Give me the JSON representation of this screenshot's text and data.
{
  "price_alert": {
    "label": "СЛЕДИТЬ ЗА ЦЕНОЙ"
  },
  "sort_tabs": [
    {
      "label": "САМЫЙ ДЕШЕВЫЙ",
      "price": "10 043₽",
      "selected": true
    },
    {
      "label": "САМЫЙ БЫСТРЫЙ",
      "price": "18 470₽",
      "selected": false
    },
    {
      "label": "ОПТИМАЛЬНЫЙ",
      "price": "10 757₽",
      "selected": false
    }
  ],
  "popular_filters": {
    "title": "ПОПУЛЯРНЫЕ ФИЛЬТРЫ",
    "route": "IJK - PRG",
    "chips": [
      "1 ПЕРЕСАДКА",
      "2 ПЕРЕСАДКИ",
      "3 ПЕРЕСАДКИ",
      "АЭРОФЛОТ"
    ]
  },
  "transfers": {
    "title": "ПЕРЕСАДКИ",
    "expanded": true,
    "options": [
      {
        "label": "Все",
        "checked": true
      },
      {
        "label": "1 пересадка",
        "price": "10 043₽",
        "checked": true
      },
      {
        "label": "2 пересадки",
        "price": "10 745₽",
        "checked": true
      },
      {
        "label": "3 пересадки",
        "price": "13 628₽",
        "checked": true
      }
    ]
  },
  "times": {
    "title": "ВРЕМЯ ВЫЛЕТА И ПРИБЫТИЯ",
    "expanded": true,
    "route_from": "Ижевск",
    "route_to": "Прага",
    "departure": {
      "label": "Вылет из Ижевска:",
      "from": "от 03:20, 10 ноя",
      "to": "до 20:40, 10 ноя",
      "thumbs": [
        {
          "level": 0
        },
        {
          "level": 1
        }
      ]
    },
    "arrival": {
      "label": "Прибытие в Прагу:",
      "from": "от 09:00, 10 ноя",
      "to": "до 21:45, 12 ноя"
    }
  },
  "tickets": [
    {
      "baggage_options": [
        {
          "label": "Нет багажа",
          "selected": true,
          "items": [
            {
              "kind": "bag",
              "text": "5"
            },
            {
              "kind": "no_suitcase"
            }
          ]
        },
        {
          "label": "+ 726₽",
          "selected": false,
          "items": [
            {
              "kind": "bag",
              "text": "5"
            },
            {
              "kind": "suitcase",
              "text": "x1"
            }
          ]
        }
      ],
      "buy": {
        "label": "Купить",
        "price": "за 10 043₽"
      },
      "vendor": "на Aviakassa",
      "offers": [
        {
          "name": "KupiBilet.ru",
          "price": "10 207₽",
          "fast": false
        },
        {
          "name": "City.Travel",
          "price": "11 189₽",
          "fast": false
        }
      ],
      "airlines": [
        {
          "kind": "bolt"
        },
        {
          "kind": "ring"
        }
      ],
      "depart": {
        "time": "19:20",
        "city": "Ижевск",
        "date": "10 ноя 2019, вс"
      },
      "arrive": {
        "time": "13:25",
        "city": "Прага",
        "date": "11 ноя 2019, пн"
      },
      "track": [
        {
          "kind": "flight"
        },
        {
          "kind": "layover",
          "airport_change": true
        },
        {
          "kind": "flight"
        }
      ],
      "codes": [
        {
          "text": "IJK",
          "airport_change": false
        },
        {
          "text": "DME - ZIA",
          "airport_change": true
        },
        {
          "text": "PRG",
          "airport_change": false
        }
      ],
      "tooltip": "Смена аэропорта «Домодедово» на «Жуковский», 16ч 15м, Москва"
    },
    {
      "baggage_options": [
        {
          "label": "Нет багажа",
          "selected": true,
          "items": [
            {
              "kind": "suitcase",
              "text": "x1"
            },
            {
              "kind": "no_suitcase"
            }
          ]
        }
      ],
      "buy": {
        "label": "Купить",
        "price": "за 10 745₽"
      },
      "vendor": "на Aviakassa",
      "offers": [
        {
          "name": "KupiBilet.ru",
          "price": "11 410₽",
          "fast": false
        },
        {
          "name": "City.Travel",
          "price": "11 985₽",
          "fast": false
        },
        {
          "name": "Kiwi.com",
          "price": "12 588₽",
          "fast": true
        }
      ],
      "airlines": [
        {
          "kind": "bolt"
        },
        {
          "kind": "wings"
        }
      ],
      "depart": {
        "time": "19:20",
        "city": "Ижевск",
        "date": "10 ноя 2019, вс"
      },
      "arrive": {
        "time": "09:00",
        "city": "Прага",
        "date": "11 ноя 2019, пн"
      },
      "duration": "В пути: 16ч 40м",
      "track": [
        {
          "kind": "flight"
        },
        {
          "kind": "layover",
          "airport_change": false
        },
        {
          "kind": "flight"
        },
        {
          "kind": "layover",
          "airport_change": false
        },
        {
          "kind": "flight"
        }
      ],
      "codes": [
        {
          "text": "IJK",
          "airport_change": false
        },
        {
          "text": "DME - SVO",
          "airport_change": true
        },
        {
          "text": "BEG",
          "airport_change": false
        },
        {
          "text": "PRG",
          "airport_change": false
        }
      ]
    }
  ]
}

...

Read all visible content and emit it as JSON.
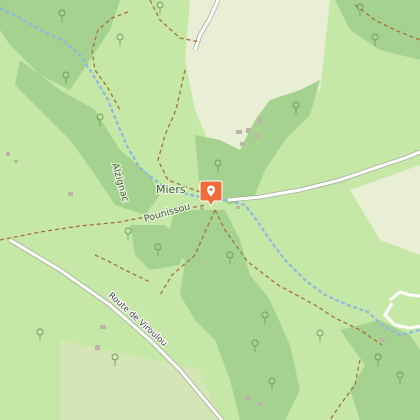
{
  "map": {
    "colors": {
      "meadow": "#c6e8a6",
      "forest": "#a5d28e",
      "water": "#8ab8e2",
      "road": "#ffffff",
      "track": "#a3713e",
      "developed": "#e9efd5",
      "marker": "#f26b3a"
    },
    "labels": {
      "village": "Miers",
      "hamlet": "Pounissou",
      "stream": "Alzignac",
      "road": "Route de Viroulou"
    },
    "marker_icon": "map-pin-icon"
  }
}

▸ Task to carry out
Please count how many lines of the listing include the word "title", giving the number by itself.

▸ Response
3